*** Opening of RECORDS FOR THE TASK ***

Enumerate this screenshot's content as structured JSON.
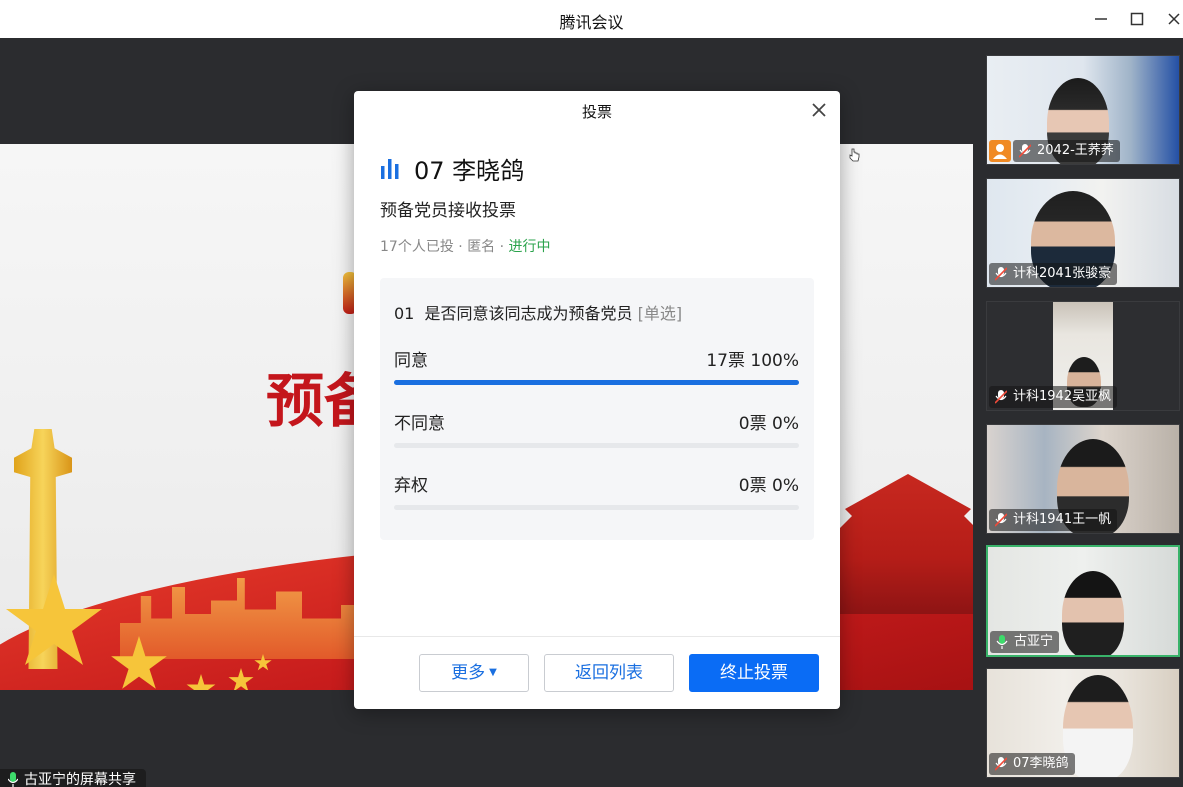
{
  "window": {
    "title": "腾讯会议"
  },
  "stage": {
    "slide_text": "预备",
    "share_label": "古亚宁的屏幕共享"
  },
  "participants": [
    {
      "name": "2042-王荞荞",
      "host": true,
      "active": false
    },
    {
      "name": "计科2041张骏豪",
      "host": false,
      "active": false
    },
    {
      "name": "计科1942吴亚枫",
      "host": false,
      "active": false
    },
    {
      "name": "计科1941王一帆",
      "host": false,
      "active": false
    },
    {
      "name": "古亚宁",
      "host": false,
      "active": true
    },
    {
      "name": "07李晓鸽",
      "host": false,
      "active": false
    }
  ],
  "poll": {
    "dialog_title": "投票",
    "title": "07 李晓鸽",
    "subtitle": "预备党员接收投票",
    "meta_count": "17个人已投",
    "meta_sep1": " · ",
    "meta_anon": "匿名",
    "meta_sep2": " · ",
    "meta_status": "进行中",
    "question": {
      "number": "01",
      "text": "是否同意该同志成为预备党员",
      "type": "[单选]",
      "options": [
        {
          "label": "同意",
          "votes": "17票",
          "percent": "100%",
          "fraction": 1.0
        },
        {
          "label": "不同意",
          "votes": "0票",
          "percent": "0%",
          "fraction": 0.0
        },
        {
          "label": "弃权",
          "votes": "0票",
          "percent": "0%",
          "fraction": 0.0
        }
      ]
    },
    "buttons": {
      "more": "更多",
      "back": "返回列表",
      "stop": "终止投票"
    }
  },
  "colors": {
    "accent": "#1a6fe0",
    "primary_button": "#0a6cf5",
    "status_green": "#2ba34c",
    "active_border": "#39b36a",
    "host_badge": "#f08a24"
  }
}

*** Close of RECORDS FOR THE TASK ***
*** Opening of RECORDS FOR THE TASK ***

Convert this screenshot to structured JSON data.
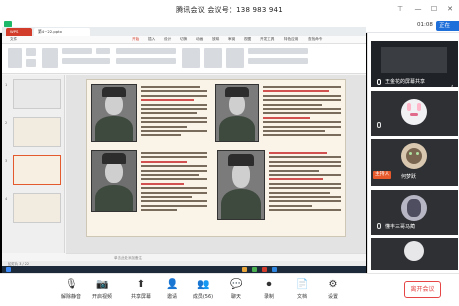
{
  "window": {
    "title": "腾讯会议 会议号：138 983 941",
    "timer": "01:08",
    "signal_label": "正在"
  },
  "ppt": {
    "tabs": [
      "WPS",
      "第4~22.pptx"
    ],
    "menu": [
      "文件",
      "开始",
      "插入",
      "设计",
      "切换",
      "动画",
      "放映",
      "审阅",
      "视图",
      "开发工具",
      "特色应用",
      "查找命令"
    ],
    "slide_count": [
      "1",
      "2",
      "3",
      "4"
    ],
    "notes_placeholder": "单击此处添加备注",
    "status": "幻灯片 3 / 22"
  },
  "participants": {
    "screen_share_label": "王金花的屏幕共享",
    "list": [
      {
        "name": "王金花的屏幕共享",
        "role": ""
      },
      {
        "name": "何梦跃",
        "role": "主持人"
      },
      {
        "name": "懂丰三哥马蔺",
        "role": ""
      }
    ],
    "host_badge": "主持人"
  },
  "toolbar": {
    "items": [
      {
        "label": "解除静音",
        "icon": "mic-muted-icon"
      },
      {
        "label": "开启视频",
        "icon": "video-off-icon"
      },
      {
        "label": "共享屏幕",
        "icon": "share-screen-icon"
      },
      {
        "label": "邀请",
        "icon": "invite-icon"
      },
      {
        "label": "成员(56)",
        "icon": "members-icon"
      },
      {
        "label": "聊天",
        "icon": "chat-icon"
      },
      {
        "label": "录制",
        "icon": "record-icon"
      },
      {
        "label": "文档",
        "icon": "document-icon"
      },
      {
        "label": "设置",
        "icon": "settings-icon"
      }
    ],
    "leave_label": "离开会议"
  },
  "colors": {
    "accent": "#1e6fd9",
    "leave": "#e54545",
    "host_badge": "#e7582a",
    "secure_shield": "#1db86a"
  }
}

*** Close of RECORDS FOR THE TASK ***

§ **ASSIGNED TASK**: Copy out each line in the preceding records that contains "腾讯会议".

§ **TASK SOLUTION**:
    "title": "腾讯会议"
    "title": "腾讯会议 会议号：138 983 941",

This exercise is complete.